2020 Utility Staffing Survey Results – Part II
This is the second of two consecutive Utility Information Pipelines reporting the results of the 2020 Utility Staffing Survey. 116 utilities, representing 20 states, ranging in size from 232 to 285,000 active accounts participated in the survey. This is the third biennial Utility Staffing Survey and the results of the previous surveys can be viewed here:
The last issue summarized the demographics of the survey respondents as well as staffing levels and factors outside the control of the utilities. It also introduced the concept of using a value called Annual Accounts Billed per Office Employee to compare the staffing efficiency of different utilities.
If you would like to calculate your utility’s Annual Accounts Billed per Office Employee value, I’ve created an online calculator to determine this value. If you used the online calculator after the last issue, it’s been updated to include a graphic showing how your utility compares to the most efficiently staffed office from the survey.
In addition to asking a series of demographic questions – the number of office employees, how many active customers, what services each utility bills, and annual customer turnover – the survey also asked how each utility handles various labor-intensive processes. Today’s issue deals with practices each utility can control, such as payment processing and bill printing.
If you participated in the survey and would like a copy of the graphs with your utility identified, please e-mail me.
Meter reading processing
In terms of office staffing, the real distinction in time savings with meter readings is only between manually entering readings or importing them from some sort of automated reading process. However, like two years ago, this year’s survey again distinguished between whether the imported readings were from handhelds, another utility, or an AMR or AMI system.
As expected, most utilities in the survey have automated their meter reading process. However, this year’s survey included 13 utilities that still enter meter readings, down from 16 two years ago. Surprisingly, six of these utilities were in the upper 50% of most efficiently staffed offices, and one is in the top four! The others were all within the bottom half of least efficiently staffed offices, as represented by the graph below (clicking on any of the graphs will open a larger image in a new window).

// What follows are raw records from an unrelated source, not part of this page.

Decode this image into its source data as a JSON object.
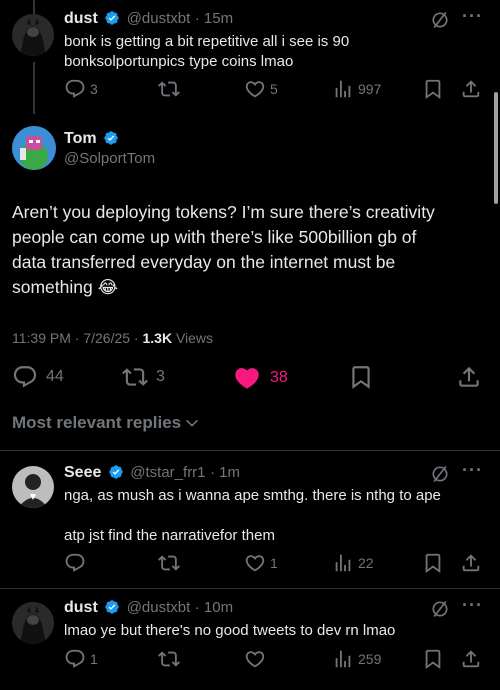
{
  "thread_top": {
    "name": "dust",
    "handle": "@dustxbt",
    "time": "· 15m",
    "text_line1": "bonk is getting a bit repetitive all i see is 90",
    "text_line2": "bonksolportunpics type coins lmao",
    "replies": "3",
    "likes": "5",
    "views": "997"
  },
  "main_tweet": {
    "name": "Tom",
    "handle": "@SolportTom",
    "line1": "Aren’t you deploying tokens? I’m sure there’s creativity",
    "line2": "people can come up with there’s like 500billion gb of",
    "line3": "data transferred everyday on the internet must be",
    "line4": "something 😂",
    "meta_time": "11:39 PM · 7/26/25 · ",
    "meta_views_count": "1.3K",
    "meta_views_label": " Views",
    "replies": "44",
    "retweets": "3",
    "likes": "38"
  },
  "replies_header": "Most relevant replies",
  "reply1": {
    "name": "Seee",
    "handle": "@tstar_frr1",
    "time": "· 1m",
    "line1": "nga, as mush as i wanna ape smthg. there is nthg to ape",
    "line2": "atp jst find the narrativefor them",
    "likes": "1",
    "views": "22"
  },
  "reply2": {
    "name": "dust",
    "handle": "@dustxbt",
    "time": "· 10m",
    "line1": "lmao ye but there's no good tweets to dev rn lmao",
    "replies": "1",
    "views": "259"
  },
  "colors": {
    "like_active": "#f91880",
    "verified": "#1d9bf0",
    "muted": "#71767b"
  },
  "icons": [
    "reply-icon",
    "retweet-icon",
    "like-icon",
    "views-icon",
    "bookmark-icon",
    "share-icon",
    "grok-icon",
    "more-icon",
    "verified-icon",
    "chevron-down-icon"
  ]
}
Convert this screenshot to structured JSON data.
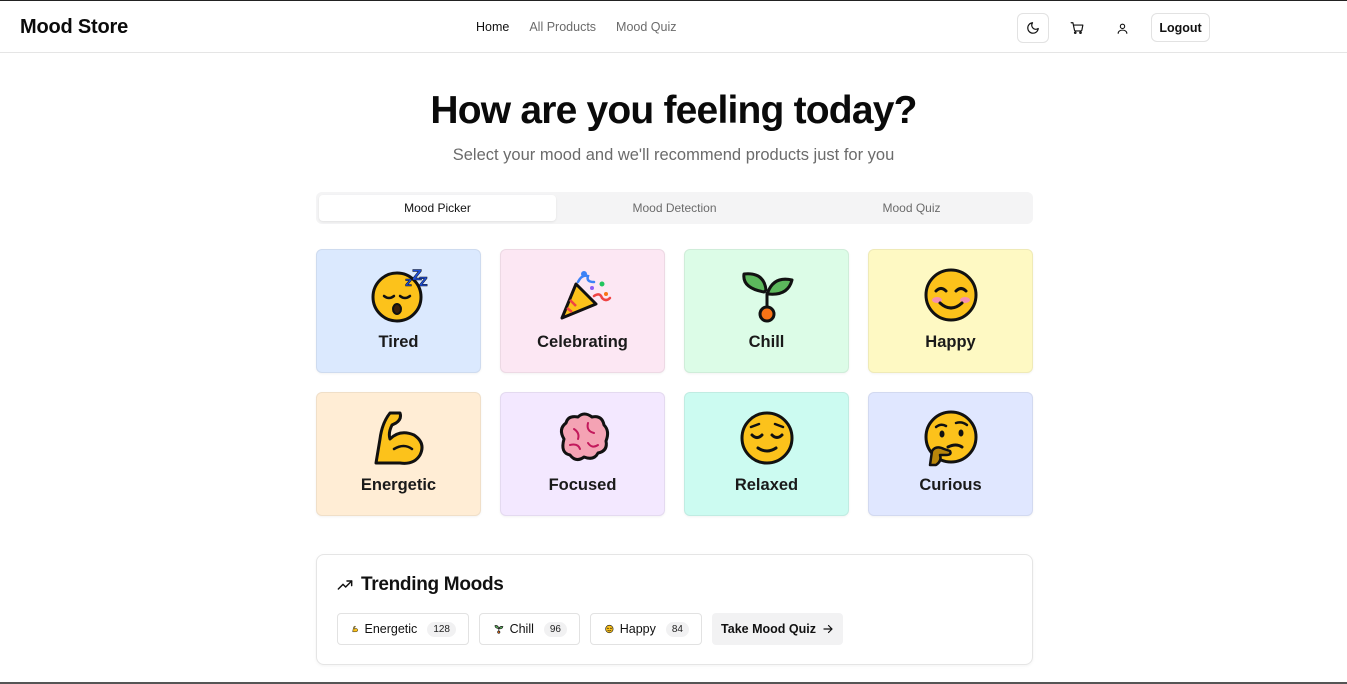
{
  "header": {
    "brand": "Mood Store",
    "nav": [
      {
        "label": "Home",
        "active": true
      },
      {
        "label": "All Products",
        "active": false
      },
      {
        "label": "Mood Quiz",
        "active": false
      }
    ],
    "icons": {
      "theme": "moon-icon",
      "cart": "cart-icon",
      "user": "user-icon"
    },
    "logout_label": "Logout"
  },
  "hero": {
    "title": "How are you feeling today?",
    "subtitle": "Select your mood and we'll recommend products just for you"
  },
  "tabs": [
    {
      "label": "Mood Picker",
      "active": true
    },
    {
      "label": "Mood Detection",
      "active": false
    },
    {
      "label": "Mood Quiz",
      "active": false
    }
  ],
  "moods": [
    {
      "label": "Tired",
      "icon": "sleeping-face-icon",
      "color": "#dbe9fe"
    },
    {
      "label": "Celebrating",
      "icon": "party-popper-icon",
      "color": "#fce7f3"
    },
    {
      "label": "Chill",
      "icon": "seedling-icon",
      "color": "#dcfce7"
    },
    {
      "label": "Happy",
      "icon": "smiling-face-icon",
      "color": "#fef9c3"
    },
    {
      "label": "Energetic",
      "icon": "flexed-biceps-icon",
      "color": "#ffedd5"
    },
    {
      "label": "Focused",
      "icon": "brain-icon",
      "color": "#f3e8ff"
    },
    {
      "label": "Relaxed",
      "icon": "relieved-face-icon",
      "color": "#ccfbf1"
    },
    {
      "label": "Curious",
      "icon": "thinking-face-icon",
      "color": "#e0e7ff"
    }
  ],
  "trending": {
    "title": "Trending Moods",
    "icon": "trending-up-icon",
    "items": [
      {
        "label": "Energetic",
        "count": "128",
        "icon": "flexed-biceps-icon"
      },
      {
        "label": "Chill",
        "count": "96",
        "icon": "seedling-icon"
      },
      {
        "label": "Happy",
        "count": "84",
        "icon": "smiling-face-icon"
      }
    ],
    "quiz_button": "Take Mood Quiz"
  }
}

Bill printing and the related tasks required for preparing bills for mailing – separating postcards or folding and inserting full page bills, sorting, and traying the mail – are very labor-intensive tasks.
Not surprisingly, the top 11 and 39 of the top 43 most efficiently staffed offices use an outsource printer to print their bills. On the other hand, only two of the 18 least efficiently staffed offices outsource their billing printing.
Mail payment processing
Mail payment processing is quite possibly the most laborious process in most utility offices. For that reason, many utilities have sought to automate the processing of mail payments, either by scanning barcodes on the bill, or using a remittance processing system or a bank lockbox.
Surprisingly, two of the four most efficiently staffed offices still manually enter payments. However, 14 of the 16 most efficiently staffed utilities automate the mail payment process in some way, while 21 of the 24 least efficient utilities manually enter mail payments.
Phone credit card payments
The next area the survey asked about is phone credit card payments. This can be an extremely laborious process considering the customer service representative must look up the account, tell the customer how much is owed, take the credit card number, process the payment authorization and, finally, enter the payment in the system.
Somewhat surprisingly, 8 of the 22 most efficiently staffed offices have a person in the office take phone credit card payments.
Service order processing
The final area, and new to this year’s survey, is service order processing. The survey queried whether utilities used paper or electronic service orders and if they were integrated with the billing software or not.
Somewhat surprisingly, the most efficiently staffed office, and six of the top eight utilities, continue to use paper service orders. 24 of the 116 utilities, or 20.7%, use electronic service orders integrated with their billing software. This is a trend I anticipate will increase with future surveys.
If you’re interested in learning more about Logics’ Utility Billing software, I’ll be hosting Edmunds GovTalk webinars on the following dates:
Is your office adequately staffed?
© 2020 Gary Sanders